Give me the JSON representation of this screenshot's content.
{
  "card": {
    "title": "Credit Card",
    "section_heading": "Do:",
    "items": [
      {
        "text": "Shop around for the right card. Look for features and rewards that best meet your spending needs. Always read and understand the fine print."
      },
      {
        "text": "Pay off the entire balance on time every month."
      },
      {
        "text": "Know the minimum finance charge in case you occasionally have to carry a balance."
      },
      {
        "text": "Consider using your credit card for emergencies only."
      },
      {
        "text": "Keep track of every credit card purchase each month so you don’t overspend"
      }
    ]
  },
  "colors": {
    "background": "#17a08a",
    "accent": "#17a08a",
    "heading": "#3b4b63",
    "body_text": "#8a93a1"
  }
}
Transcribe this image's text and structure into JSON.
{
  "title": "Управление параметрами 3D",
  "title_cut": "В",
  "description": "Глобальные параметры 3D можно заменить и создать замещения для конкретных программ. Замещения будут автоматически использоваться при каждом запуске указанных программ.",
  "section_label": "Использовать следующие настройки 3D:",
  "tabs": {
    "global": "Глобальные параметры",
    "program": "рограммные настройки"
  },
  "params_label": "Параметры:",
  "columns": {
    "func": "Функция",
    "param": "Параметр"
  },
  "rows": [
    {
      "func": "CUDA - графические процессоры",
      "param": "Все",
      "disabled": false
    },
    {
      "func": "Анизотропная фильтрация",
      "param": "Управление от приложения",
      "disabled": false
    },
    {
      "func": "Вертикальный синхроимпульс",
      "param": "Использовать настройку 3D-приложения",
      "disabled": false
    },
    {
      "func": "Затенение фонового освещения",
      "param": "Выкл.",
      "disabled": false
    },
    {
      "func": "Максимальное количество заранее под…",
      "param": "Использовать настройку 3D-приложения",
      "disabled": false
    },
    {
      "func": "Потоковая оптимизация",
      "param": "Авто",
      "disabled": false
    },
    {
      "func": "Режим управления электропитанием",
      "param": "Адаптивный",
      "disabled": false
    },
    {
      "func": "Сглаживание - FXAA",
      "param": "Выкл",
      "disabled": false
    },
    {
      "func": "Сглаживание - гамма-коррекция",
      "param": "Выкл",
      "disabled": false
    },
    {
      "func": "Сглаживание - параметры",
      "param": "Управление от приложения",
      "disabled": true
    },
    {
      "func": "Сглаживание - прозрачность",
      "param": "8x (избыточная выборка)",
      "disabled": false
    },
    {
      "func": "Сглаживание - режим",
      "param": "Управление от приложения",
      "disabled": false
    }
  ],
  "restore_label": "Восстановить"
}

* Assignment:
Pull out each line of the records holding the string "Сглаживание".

* Solution to this exercise:
      "func": "Сглаживание - FXAA",
      "func": "Сглаживание - гамма-коррекция",
      "func": "Сглаживание - параметры",
      "func": "Сглаживание - прозрачность",
      "func": "Сглаживание - режим",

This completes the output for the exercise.